Dad: Okay roll the dice. [Daughter 1 rolls die.] So what’d we get? Oh, it looks like an insect, a bug. So is this going to be a story about a bug?

D1: Yeah.

Dad: Okay, so, what’s the bug’s name?

D1: It’s called Cristers. [Crickets?]

Dad: Cristers?

D1: Yeah. I want to get more!

Dad: Okay. So we have a bug named Cristers. And then Daughter 2, you pick a die and let’s find out some more about the story. Okay, roll the die. [D2 rolls die.] Uh, it’s a shrine, a temple. So we have Cristers and he’s going to the temple to pray about… What? What is he praying for? Why is he going to the temple?

D2: Because he’s um going to craaaaaassssshhhhh! Again!

Dad: He’s afraid he’s going to crash again? Okay, so we have a bug named Cristers who’s going to the temple to pray because he’s afraid he’s going to crash again. He’s obviously an airplane pilot of some sort. So I’ll roll one now. [Dad rolls die.]

D2: Glasses!

Dad: Oh, glasses… So he goes to the temple and he says to the monk, “I am very afraid that if I fly a plane again, I will crash again.” And the monk says, “Perhaps you should wear glasses the next time you fly the plane.” And Cristers says, “Glasses! Why didn’t I think of that?” Okay, pick a die. Roll it, let’s see what we get. [D1 rolls.]

D1: Stars!

Dad: Oh, stars and a wand. So let’s think what happens next. At that moment, a fairy godmother comes down and says, “Cristers, you have one wish. What will it be?

D2: My turn!

Dad: Okay. And Cristers says, “I wish for a pair of glasses that will allow me to see a hundred miles away.” Now you roll the die. [D2 rolls.] And you got, hmmm, looks like… a trap door in the floor with stairs going down? And the godmother says, “Okay, I will give you the glasses, Cristers. But first you must go down the Flight of a Thousand Stairs into the darkness.” And then what happens next? Cristers goes down the stairs into the darkness and he finds… [Dad rolls.] A pyramid! A pyramid deep under the earth. So he goes into the pyramid—

D2: My turn! My turn!

D1: A castle. I bring a castle!

Dad: It’s D1’s turn. So he goes into the pyramid and… Roll the die. [D1 rolls. Dad gasps at skull and crossbones.] Oh no. And he walks into the pyramid and he discovers that there is a curse and it says, “Anybody who enters this pyramid will surely die. And then D2 rolls. Oh, a fountain. And Cristers would die, except he discovers the Fountain of Life, and he reaches into the fountain and he pulls out… [Dad rolls.] A goblet. And he uses the goblet to drink from the fountain.

D1: A trophy!

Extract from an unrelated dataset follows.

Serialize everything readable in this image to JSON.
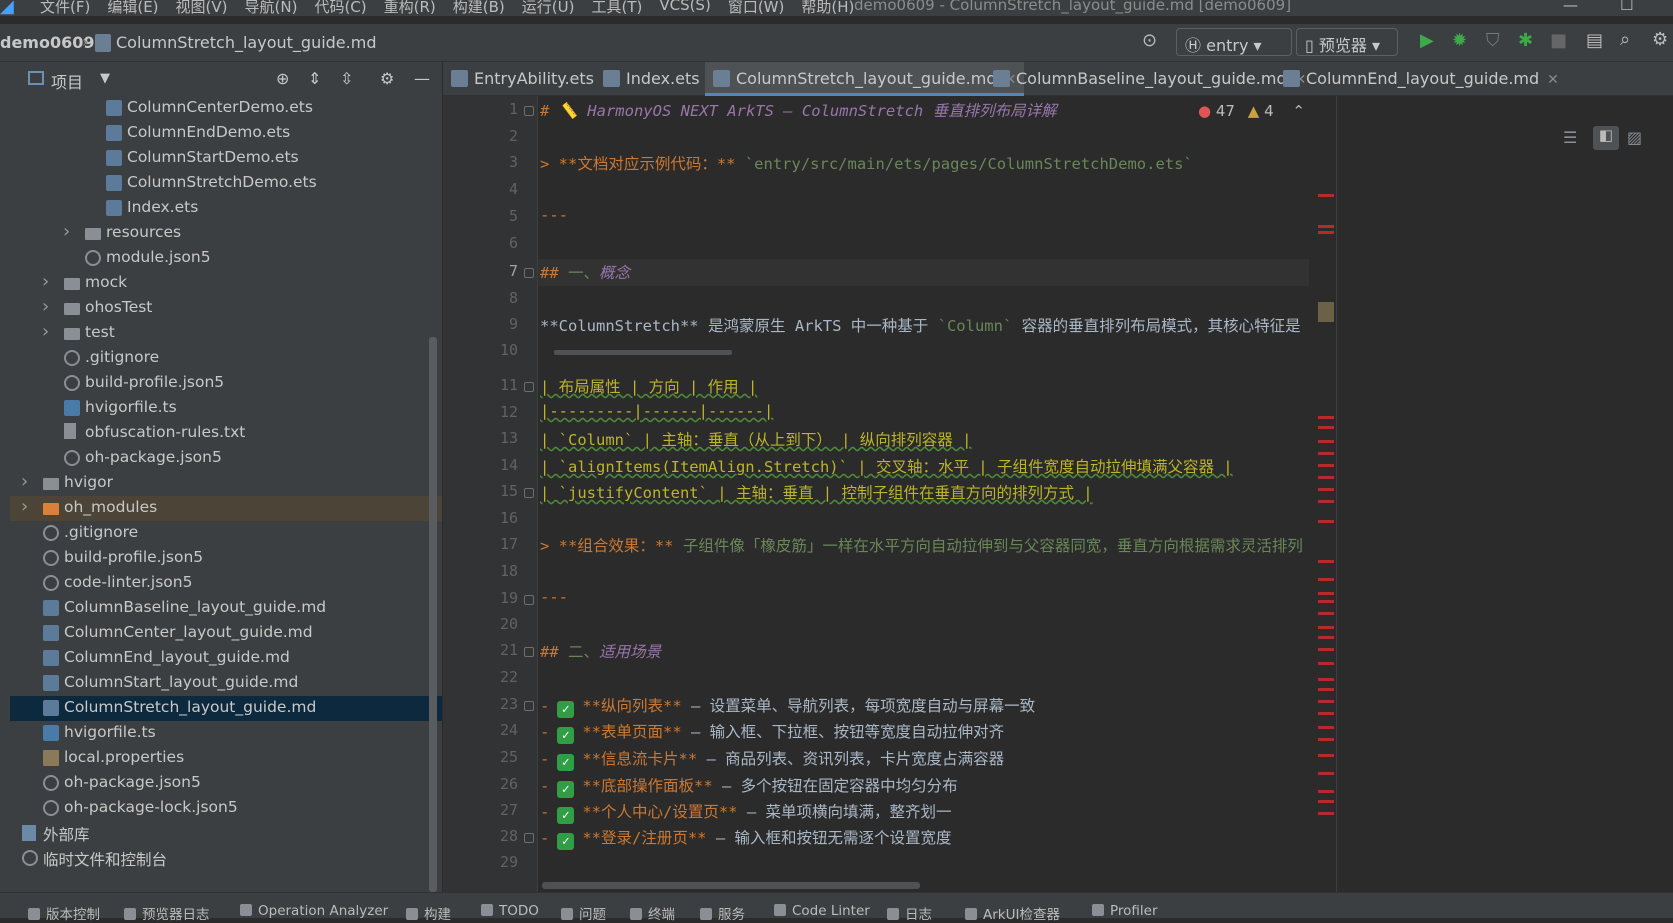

Dad: Oh, is it a trophy? Okay, he gets a trophy that says, “You survived the Pyramid of Death by drinking the Waters of Life. Your reward is a pair of glasses that allows you to see a hundred miles away.” And Cristers put on the glasses and he got in his plane and he flew away and he could see perfectly and he flew and he flew and he landed fine and he didn’t crash and he was happy. The End.